You see this is the thing - you need people like the Dave's, Rob, John, Martin, Owen, Chuck, Richard, Barrett, Kevin (Steve of Spartina fame and Wilfred - see his site sometime!!) - people who will willingly share their time, expertise and passion; who will encourage the novices with words of wisdom; whose creative efforts provide something to aspire to in your own creations; where there is no such thing as a stupid question - or if there is - it is never acknowledged as being one...........

Maybe I'm biased....but I really did look around other designers - I went to them all..and then after each one - I kept returning to a welsford navigator.....it would have been a pathfinder - had the garage extended another 6' forward - but sadly despite the best efforts of my 'harry potter mad' son - the garage didn't do a 'Sirius Black' house extending jobbie and so a navigator it was...you cut your cloth (or boat in this case) to fit......etc etc......

I haven't seen the book yet but I don't have to in order to firmly recommend it to all - it has a pedigree behind it - an inspired author - some inspired practicing contributors and an inspired designer.
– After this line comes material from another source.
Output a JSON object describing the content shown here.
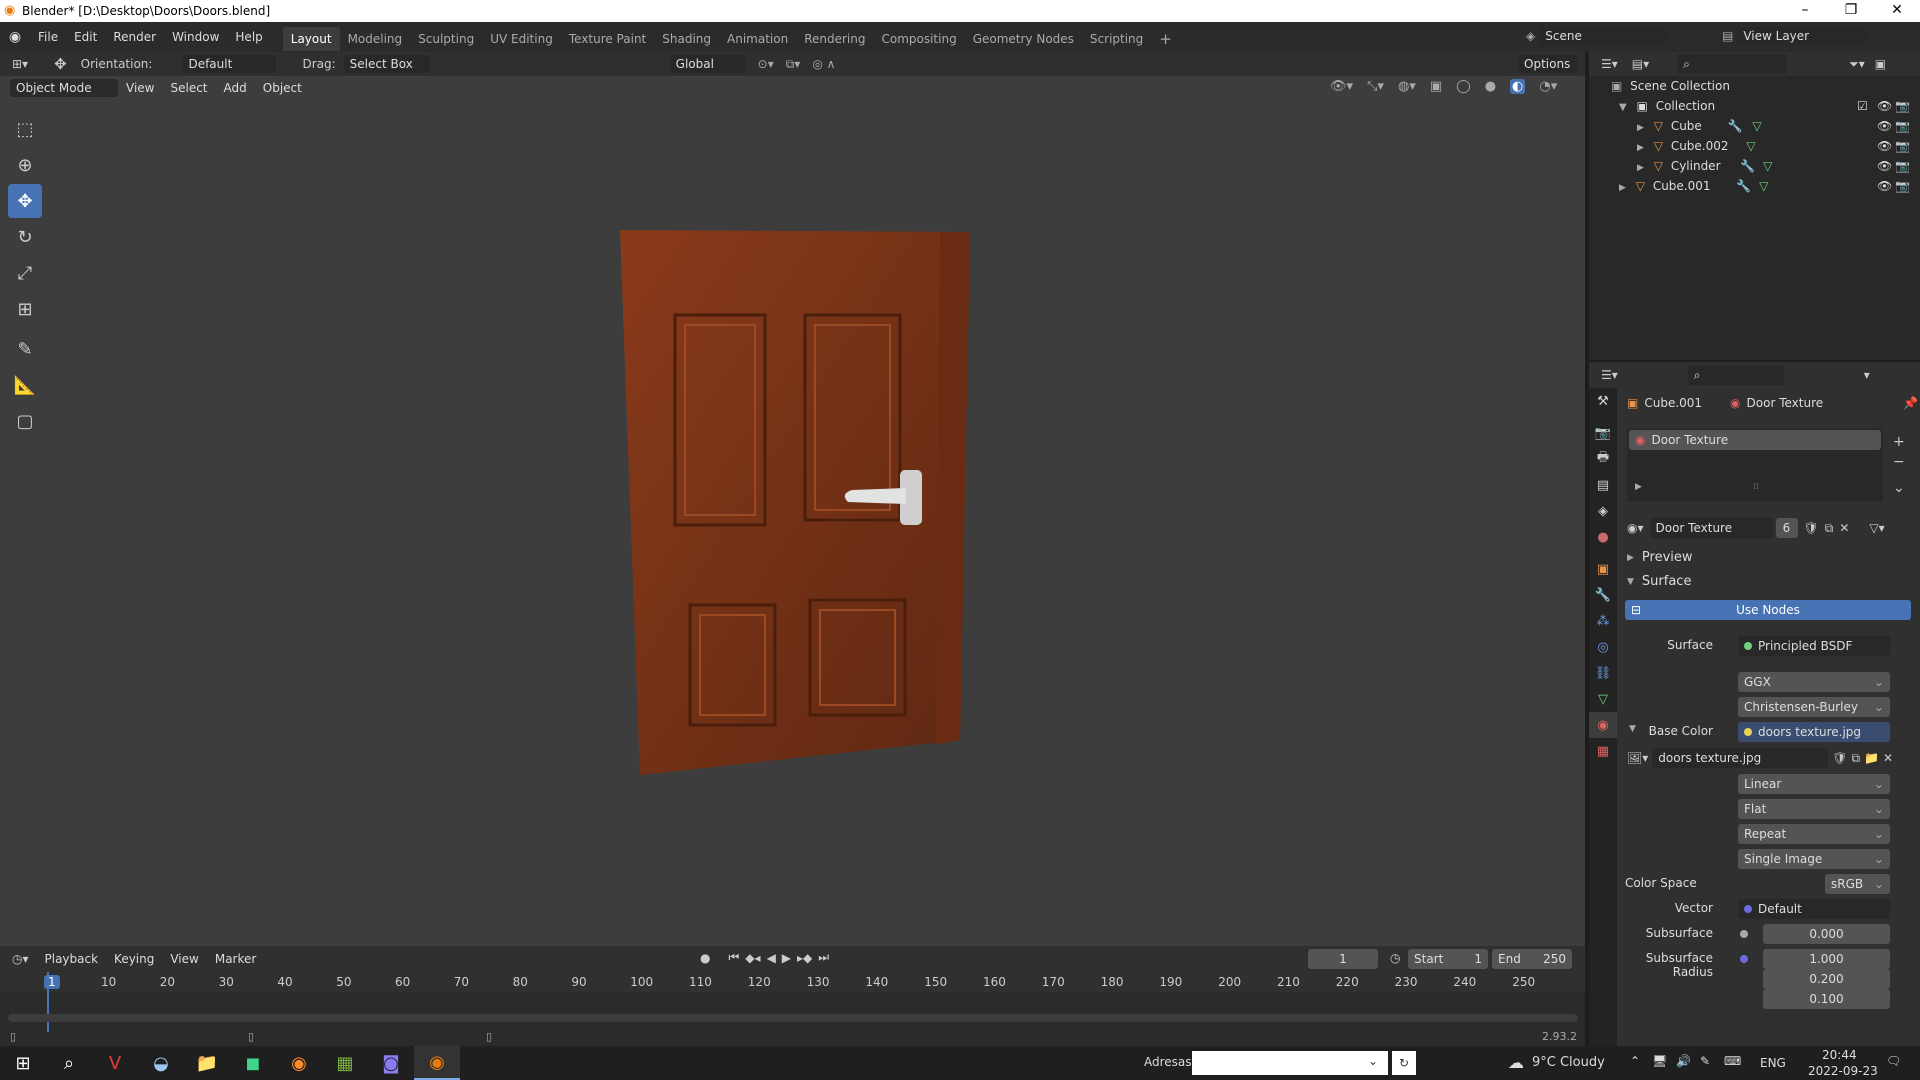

What more do you need - go get one - you won't be disappointed - promise!

Steve

Saturday, 4 December 2010

a nifty idea

Whilst catching up with what is happening out there I came across this really nifty idea for a tiller tamer which I will now do over the winter on Arwen - I found it at Jon's site which you can access here
http://jonspathfinder.blogspot.com/
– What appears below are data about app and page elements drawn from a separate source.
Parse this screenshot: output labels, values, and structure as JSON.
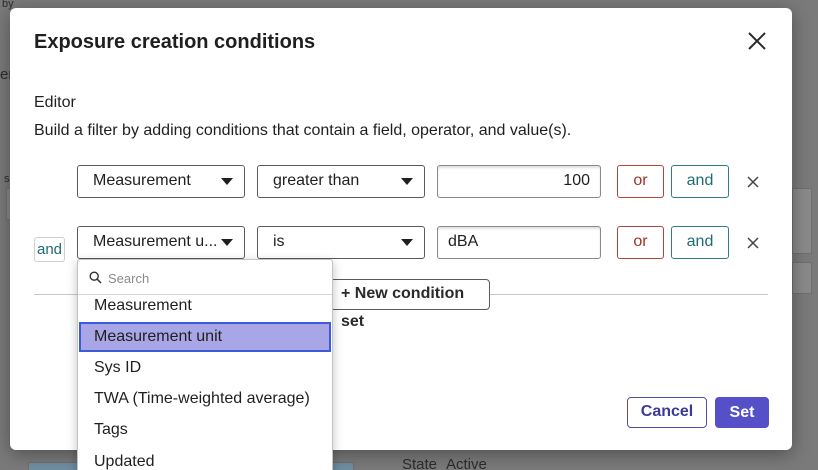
{
  "background": {
    "fragments": [
      "by",
      "er",
      "s",
      "State",
      "Active"
    ]
  },
  "modal": {
    "title": "Exposure creation conditions",
    "close_icon": "close-icon",
    "editor_label": "Editor",
    "editor_description": "Build a filter by adding conditions that contain a field, operator, and value(s).",
    "rows": [
      {
        "prefix": "",
        "field": "Measurement",
        "operator": "greater than",
        "value": "100",
        "value_align": "right",
        "or_label": "or",
        "and_label": "and"
      },
      {
        "prefix": "and",
        "field": "Measurement u...",
        "operator": "is",
        "value": "dBA",
        "value_align": "left",
        "or_label": "or",
        "and_label": "and"
      }
    ],
    "new_condition_set_label": "+ New condition set",
    "cancel_label": "Cancel",
    "set_label": "Set"
  },
  "dropdown": {
    "search_placeholder": "Search",
    "search_icon": "search-icon",
    "items": [
      {
        "label": "Measurement",
        "selected": false
      },
      {
        "label": "Measurement unit",
        "selected": true
      },
      {
        "label": "Sys ID",
        "selected": false
      },
      {
        "label": "TWA (Time-weighted average)",
        "selected": false
      },
      {
        "label": "Tags",
        "selected": false
      },
      {
        "label": "Updated",
        "selected": false
      }
    ]
  },
  "colors": {
    "primary": "#5550c8",
    "or_color": "#9e3129",
    "and_color": "#1d6b74",
    "selected_bg": "#a8a6e6",
    "selected_border": "#3d5ad8"
  }
}
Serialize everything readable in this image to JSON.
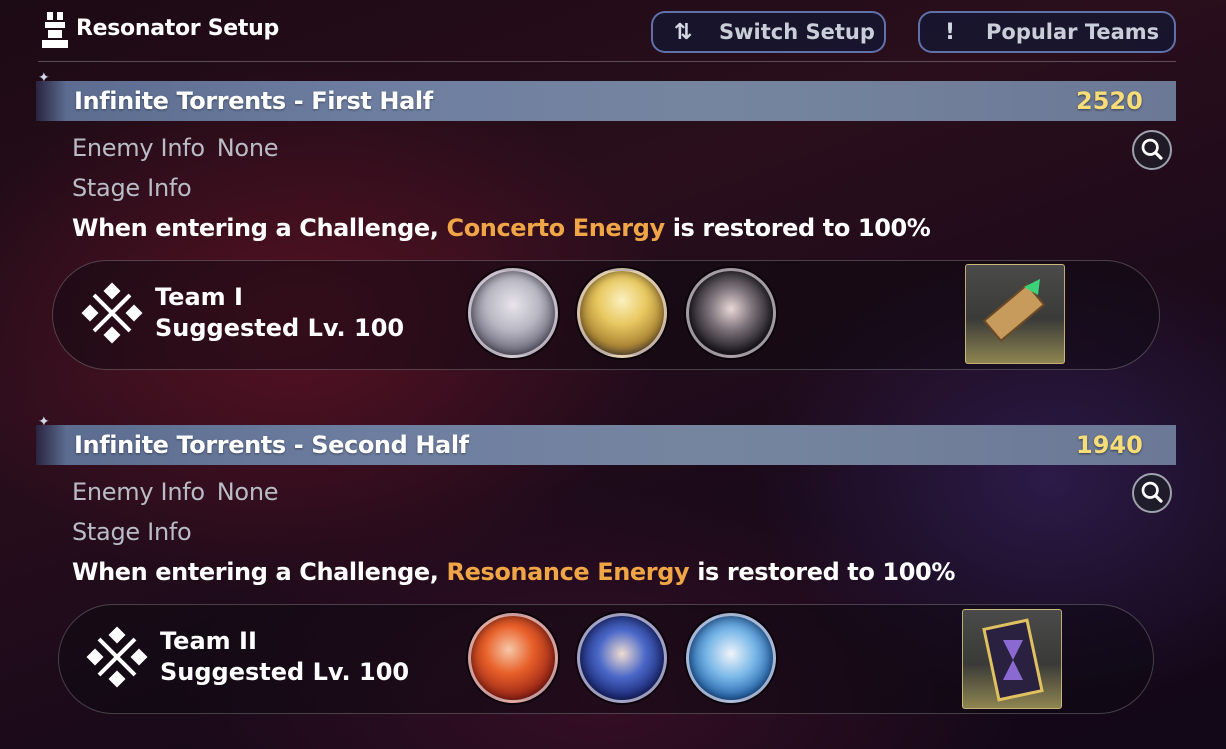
{
  "header": {
    "title": "Resonator Setup",
    "switch_label": "Switch Setup",
    "popular_label": "Popular Teams"
  },
  "stages": [
    {
      "title": "Infinite Torrents - First Half",
      "score": "2520",
      "enemy_label": "Enemy Info",
      "enemy_value": "None",
      "stage_label": "Stage Info",
      "desc_prefix": "When entering a Challenge,",
      "desc_highlight": "Concerto Energy",
      "desc_suffix": "is restored to 100%",
      "team_name": "Team I",
      "team_level": "Suggested Lv. 100"
    },
    {
      "title": "Infinite Torrents - Second Half",
      "score": "1940",
      "enemy_label": "Enemy Info",
      "enemy_value": "None",
      "stage_label": "Stage Info",
      "desc_prefix": "When entering a Challenge,",
      "desc_highlight": "Resonance Energy",
      "desc_suffix": "is restored to 100%",
      "team_name": "Team II",
      "team_level": "Suggested Lv. 100"
    }
  ],
  "colors": {
    "score": "#f6dd78",
    "highlight": "#f0a646",
    "bar": "#6e7ea0"
  },
  "icons": [
    "resonator-icon",
    "switch-icon",
    "exclamation-icon",
    "search-icon",
    "team-emblem-icon",
    "character-avatar",
    "echo-icon"
  ]
}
It really is quite simple and clever. I, like Jon, have found that using the mizzen to actually lie head to wind hasn't been easy and as soon as I move around the boat the balance shifts and so the main sheet doesn't lie along the centre line. Maybe I've been doing it wrong but securing the tiller in this way is certainly a step in the right direction - nice one Jon - thank you!
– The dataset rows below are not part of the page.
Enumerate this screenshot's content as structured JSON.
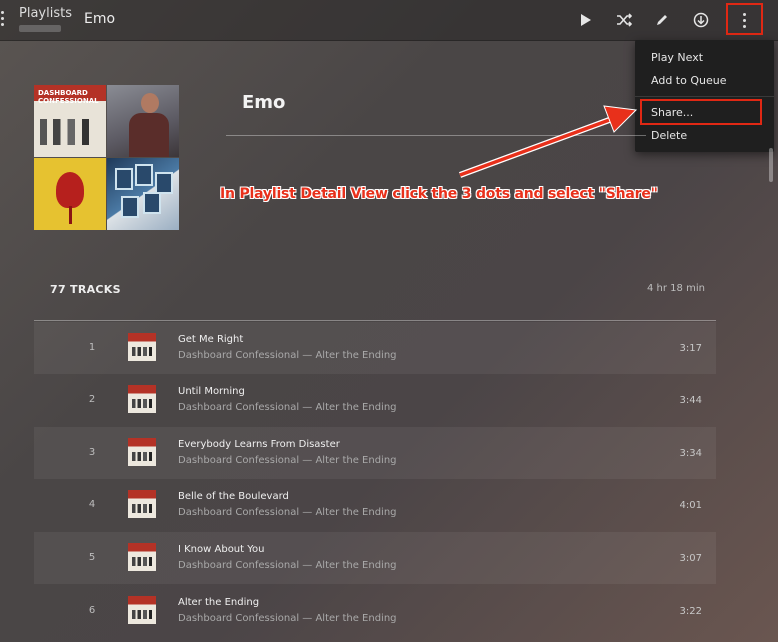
{
  "topbar": {
    "breadcrumb": "Playlists",
    "playlist_title": "Emo"
  },
  "menu": {
    "items": [
      "Play Next",
      "Add to Queue",
      "Share...",
      "Delete"
    ]
  },
  "playlist": {
    "title": "Emo",
    "track_count_label": "77 TRACKS",
    "total_duration": "4 hr 18 min"
  },
  "annotation": {
    "text": "In Playlist Detail View click the 3 dots and select \"Share\"",
    "color": "#e8301b"
  },
  "album_art": {
    "band_text": "DASHBOARD CONFESSIONAL"
  },
  "tracks": [
    {
      "num": "1",
      "title": "Get Me Right",
      "subtitle": "Dashboard Confessional — Alter the Ending",
      "duration": "3:17"
    },
    {
      "num": "2",
      "title": "Until Morning",
      "subtitle": "Dashboard Confessional — Alter the Ending",
      "duration": "3:44"
    },
    {
      "num": "3",
      "title": "Everybody Learns From Disaster",
      "subtitle": "Dashboard Confessional — Alter the Ending",
      "duration": "3:34"
    },
    {
      "num": "4",
      "title": "Belle of the Boulevard",
      "subtitle": "Dashboard Confessional — Alter the Ending",
      "duration": "4:01"
    },
    {
      "num": "5",
      "title": "I Know About You",
      "subtitle": "Dashboard Confessional — Alter the Ending",
      "duration": "3:07"
    },
    {
      "num": "6",
      "title": "Alter the Ending",
      "subtitle": "Dashboard Confessional — Alter the Ending",
      "duration": "3:22"
    }
  ]
}
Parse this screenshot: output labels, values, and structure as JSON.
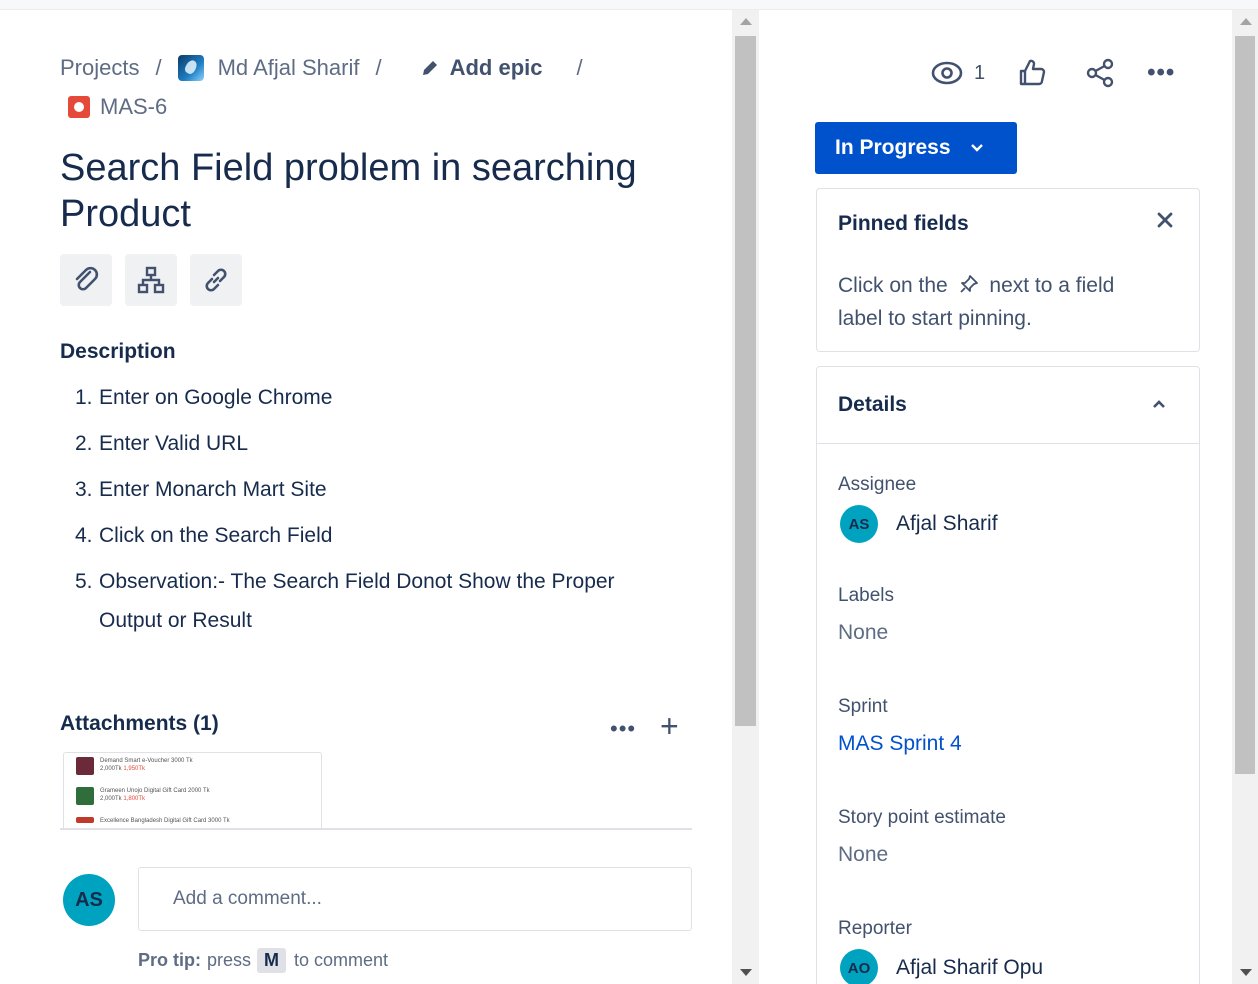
{
  "breadcrumb": {
    "projects": "Projects",
    "separator": "/",
    "project_name": "Md Afjal Sharif",
    "add_epic": "Add epic",
    "issue_key": "MAS-6"
  },
  "issue": {
    "title": "Search Field problem in searching Product"
  },
  "description": {
    "label": "Description",
    "steps": [
      {
        "num": "1.",
        "text": "Enter on Google Chrome"
      },
      {
        "num": "2.",
        "text": "Enter Valid URL"
      },
      {
        "num": "3.",
        "text": "Enter Monarch Mart Site"
      },
      {
        "num": "4.",
        "text": "Click on the Search Field"
      },
      {
        "num": "5.",
        "text": "Observation:- The Search Field Donot Show the Proper Output or Result"
      }
    ]
  },
  "attachments": {
    "label": "Attachments (1)",
    "more_label": "•••",
    "add_label": "+",
    "thumbnail_rows": [
      {
        "title": "Demand Smart e-Voucher 3000 Tk",
        "price_old": "2,000Tk",
        "price_new": "1,950Tk"
      },
      {
        "title": "Grameen Unojo Digital Gift Card 2000 Tk",
        "price_old": "2,000Tk",
        "price_new": "1,800Tk"
      },
      {
        "title": "Excellence Bangladesh Digital Gift Card 3000 Tk",
        "price_old": "",
        "price_new": ""
      }
    ]
  },
  "comment": {
    "avatar_initials": "AS",
    "placeholder": "Add a comment...",
    "tip_prefix": "Pro tip:",
    "tip_press": "press",
    "tip_key": "M",
    "tip_suffix": "to comment"
  },
  "actions": {
    "watch_count": "1",
    "more_label": "•••"
  },
  "status": {
    "label": "In Progress"
  },
  "pinned": {
    "title": "Pinned fields",
    "text_before": "Click on the",
    "text_after": "next to a field label to start pinning."
  },
  "details": {
    "title": "Details",
    "assignee_label": "Assignee",
    "assignee_initials": "AS",
    "assignee_name": "Afjal Sharif",
    "labels_label": "Labels",
    "labels_value": "None",
    "sprint_label": "Sprint",
    "sprint_value": "MAS Sprint 4",
    "story_points_label": "Story point estimate",
    "story_points_value": "None",
    "reporter_label": "Reporter",
    "reporter_initials": "AO",
    "reporter_name": "Afjal Sharif Opu"
  },
  "colors": {
    "primary": "#0052cc",
    "avatar": "#00a3bf",
    "bug": "#e5493a",
    "text": "#172b4d",
    "subtle": "#5e6c84"
  }
}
Steve

well done Thomas - another pathfinder launched


Tom and his crew rolling the boat way back sometime this year 
when clearly I was not paying enough attention

Bit old is this news - but I have only just caught up with it - Thomas Hamernik has launched his Pathfinder - he did it in August and there is a great article on duckworks at http://www.duckworksmagazine.com/11/projects/pathfinder/index.htm

There are a couple of great video clips as well at http://www.youtube.com/watch?v=jHWeDMDRS8c and another one at http://www.youtube.com/watch?v=sOMnid_Gf4o&feature=mfu_in_order&list=UL


And here he is sailing it. I think the copyright of this photo belongs to Tom.

It's a lovely boat and a great design - well it would be - an obviously talented builder and a great designer - 'wot more can I say?' Other than - "sorry Tom that I didn't publicise your great launch sooner - please forgive me"

Enjoy

Steve